We legged it before Billy Ocean and The Thompson Twins’ Tom Bailey – I quite regret not seeing the latter but wasn’t too bothered about the former. But, all in all, an impressive showing for some great singles acts of the 1980s. There’s life in them yet.

Level 42’s A Physical Presence: 30 Years Old Today

level 42Polydor Records, released 6th July 1985

Bought: Virgin Megastore Oxford Street, 13th July 1985 (the morning of Live Aid)

9/10

We could all probably name a few live albums but it’s pretty likely that none of them will be in the jazz/funk, R’n’B or soul genres. James Brown’s Live At The Apollo. Donny Hathaway’s Live and Bill Withers’ Live At Carnegie Hall might get a mention, but I would make a case for Level’s A Physical Presence belonging in the same company as those classics too.

Quite simply, this album is the nearest a British band has ever come to the kind of effortless fusion of black music styles achieved by US supergroups such as Weather Report and Earth Wind & Fire. But Level 42 were always a far edgier proposition than those bands, mixing up the funk, world-class musicianship and jazz/rock with an almost punky intensity.

Mark King in 1985

Mark King in 1985

Recorded in March 1985 at such suburban funk meccas as Golddiggers in Chippenham, The Coronet in Woolwich and The Hexagon in Reading, A Physical Presence showed off Level patently on the cusp of their mainstream breakthrough, but their sheer ‘professionalism’ in no way blunts the improvisational edge.

It’s hard to imagine any other British band before or since attempting the audacious fusion instrumentals ‘Foundation And Empire’ and ’88’. The Police-esque ‘Follow Me’ and driving ‘Chant Has Begun’ hinted at a new rockier direction which was quickly jettisoned when they got back into the studio. Mark King’s vocals are punchy, distinct and soulful throughout.

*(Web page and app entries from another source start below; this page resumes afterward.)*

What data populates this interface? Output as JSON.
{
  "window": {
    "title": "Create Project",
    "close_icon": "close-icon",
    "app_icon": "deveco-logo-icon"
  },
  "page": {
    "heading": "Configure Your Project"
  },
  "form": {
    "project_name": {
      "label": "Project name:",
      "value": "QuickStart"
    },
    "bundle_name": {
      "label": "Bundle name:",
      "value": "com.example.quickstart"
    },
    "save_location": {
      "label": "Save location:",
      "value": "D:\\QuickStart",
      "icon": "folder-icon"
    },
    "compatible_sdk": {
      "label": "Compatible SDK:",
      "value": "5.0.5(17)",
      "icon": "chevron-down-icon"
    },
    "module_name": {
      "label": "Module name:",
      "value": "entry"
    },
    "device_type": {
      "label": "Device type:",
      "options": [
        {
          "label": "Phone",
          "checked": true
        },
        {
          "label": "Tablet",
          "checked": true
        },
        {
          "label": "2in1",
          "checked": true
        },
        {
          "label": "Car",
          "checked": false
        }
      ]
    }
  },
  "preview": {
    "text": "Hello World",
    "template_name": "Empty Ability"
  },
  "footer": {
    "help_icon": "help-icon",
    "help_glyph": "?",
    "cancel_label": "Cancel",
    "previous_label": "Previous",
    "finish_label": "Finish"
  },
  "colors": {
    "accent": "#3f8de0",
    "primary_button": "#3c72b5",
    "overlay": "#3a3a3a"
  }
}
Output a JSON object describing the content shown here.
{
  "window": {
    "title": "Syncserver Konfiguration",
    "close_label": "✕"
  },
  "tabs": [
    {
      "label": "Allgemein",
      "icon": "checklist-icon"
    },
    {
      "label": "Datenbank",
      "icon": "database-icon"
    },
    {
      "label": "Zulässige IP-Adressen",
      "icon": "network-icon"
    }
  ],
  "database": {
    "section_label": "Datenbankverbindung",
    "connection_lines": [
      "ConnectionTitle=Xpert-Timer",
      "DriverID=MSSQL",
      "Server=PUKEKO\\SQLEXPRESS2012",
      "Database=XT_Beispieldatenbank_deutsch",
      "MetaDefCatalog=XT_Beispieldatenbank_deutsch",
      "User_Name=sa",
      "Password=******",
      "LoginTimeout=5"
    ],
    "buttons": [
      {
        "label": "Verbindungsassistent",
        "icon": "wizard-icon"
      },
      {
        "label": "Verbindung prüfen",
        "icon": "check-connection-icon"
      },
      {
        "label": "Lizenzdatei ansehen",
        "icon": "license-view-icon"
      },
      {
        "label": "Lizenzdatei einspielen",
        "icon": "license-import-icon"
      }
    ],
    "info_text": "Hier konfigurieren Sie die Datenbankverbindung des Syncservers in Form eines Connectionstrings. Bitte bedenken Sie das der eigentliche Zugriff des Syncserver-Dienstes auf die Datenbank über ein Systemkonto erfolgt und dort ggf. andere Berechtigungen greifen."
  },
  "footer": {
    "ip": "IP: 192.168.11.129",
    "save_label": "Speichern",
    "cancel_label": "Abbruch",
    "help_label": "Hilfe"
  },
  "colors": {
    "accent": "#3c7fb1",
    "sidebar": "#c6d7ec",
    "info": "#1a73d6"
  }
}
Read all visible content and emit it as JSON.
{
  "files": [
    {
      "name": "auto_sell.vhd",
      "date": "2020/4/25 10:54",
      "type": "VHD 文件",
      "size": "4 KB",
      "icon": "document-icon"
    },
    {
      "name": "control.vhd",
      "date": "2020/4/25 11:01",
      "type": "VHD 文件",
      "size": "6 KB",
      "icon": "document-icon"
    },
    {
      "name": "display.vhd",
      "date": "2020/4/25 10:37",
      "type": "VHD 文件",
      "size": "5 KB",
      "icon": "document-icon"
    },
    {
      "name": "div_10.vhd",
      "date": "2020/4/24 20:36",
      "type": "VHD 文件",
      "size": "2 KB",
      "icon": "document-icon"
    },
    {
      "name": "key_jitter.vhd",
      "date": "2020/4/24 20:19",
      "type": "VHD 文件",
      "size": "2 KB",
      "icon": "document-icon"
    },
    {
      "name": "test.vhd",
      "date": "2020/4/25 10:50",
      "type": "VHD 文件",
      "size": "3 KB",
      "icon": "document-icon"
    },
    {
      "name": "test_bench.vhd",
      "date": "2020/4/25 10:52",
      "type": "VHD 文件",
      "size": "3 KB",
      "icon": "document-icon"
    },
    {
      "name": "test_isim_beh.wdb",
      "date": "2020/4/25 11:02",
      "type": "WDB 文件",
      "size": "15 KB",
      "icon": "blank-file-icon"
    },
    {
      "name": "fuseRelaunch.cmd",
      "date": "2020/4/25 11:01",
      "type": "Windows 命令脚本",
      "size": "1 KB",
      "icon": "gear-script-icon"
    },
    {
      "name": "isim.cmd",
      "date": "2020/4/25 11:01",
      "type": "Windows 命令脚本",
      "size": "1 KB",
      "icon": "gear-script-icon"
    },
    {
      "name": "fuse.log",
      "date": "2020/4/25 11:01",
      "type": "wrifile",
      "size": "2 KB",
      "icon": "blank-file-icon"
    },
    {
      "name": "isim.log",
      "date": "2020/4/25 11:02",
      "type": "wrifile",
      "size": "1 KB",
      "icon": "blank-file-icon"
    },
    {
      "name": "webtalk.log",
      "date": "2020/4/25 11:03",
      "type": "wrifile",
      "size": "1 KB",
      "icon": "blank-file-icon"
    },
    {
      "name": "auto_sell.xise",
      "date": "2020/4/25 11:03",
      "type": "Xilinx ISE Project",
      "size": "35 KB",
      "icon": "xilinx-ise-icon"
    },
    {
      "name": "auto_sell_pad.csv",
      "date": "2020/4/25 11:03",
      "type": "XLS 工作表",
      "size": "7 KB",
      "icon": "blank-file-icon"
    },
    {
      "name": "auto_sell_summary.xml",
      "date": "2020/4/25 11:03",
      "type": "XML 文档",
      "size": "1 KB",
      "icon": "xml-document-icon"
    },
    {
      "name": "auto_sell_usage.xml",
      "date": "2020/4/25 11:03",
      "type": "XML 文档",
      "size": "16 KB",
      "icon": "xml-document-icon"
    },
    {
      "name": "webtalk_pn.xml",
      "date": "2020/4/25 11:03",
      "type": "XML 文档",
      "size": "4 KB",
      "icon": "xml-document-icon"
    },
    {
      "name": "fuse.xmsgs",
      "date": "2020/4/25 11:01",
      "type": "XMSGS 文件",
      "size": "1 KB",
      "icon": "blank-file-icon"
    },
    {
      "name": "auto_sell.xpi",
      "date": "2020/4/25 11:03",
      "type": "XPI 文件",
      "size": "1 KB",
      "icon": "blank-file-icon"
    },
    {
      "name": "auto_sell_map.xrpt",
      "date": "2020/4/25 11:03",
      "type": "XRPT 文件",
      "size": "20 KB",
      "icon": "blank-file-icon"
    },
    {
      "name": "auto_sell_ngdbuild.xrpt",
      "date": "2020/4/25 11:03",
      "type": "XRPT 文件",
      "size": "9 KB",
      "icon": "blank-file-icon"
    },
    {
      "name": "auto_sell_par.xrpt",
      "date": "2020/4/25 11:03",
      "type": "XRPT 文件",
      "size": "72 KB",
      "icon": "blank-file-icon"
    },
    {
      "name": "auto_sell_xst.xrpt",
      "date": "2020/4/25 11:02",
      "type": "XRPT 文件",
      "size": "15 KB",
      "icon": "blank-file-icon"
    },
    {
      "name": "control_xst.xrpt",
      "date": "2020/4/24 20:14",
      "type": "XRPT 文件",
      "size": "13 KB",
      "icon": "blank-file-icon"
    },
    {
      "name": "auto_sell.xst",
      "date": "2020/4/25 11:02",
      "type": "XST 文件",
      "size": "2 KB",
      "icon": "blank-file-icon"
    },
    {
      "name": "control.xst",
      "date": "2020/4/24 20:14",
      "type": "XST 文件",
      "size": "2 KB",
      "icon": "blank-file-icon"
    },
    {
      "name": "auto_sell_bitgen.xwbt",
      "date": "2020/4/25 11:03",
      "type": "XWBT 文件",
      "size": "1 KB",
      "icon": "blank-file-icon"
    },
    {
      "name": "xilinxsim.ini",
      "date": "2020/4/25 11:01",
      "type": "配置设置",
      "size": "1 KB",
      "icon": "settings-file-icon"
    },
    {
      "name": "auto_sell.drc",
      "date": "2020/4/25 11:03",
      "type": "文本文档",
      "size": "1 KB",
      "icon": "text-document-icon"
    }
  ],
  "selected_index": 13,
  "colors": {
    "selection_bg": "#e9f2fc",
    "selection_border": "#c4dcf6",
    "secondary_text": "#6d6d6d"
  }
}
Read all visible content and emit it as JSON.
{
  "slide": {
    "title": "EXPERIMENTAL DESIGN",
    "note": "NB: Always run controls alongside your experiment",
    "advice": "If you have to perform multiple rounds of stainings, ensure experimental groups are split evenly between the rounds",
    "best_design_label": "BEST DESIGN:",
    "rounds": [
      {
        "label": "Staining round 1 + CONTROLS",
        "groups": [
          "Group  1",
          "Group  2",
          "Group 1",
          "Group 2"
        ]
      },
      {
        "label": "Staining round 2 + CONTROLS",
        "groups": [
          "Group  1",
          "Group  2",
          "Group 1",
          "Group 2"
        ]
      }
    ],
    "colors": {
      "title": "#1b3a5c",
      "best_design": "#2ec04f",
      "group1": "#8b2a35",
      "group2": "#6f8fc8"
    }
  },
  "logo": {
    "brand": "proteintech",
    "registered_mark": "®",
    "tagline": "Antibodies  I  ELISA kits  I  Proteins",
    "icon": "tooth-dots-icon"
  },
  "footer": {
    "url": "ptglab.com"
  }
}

Has there ever been a better British funk/R’n’B rhythm section than Mark King (bass) and Phil Gould (drums)? Bass players beware – this album features a succession of some of the most memorable and inventive B-lines in funk history. Try ‘Eyes Waterfalling’, ‘Kansas City Milkman’ and ‘Turn It On’ for starters.

Phil Gould’s drumming is a perfect combo of groove and chops, whilst somehow also retaining a ‘British’ sound, kind of a mixture of Bill Bruford and Billy Cobham. And keyboardist Mike Lindup gets through so much work that he sometimes sounds like he’s got four hands (with a real Lonnie Liston Smith influence on the Fender Rhodes), and 90% percent of his intricate playing is without the aid of a sequencer.

It’s hard to believe that only 18 months later, after recording commercial breakthroughs World Machine and Running In The Family, the classic Level line-up would splinter for good amidst touring pressures, musical differences and personal issues. But APP is a glorious snapshot of a golden summer and the pinnacle of surely the UK’s greatest ever jazz/funk/pop band.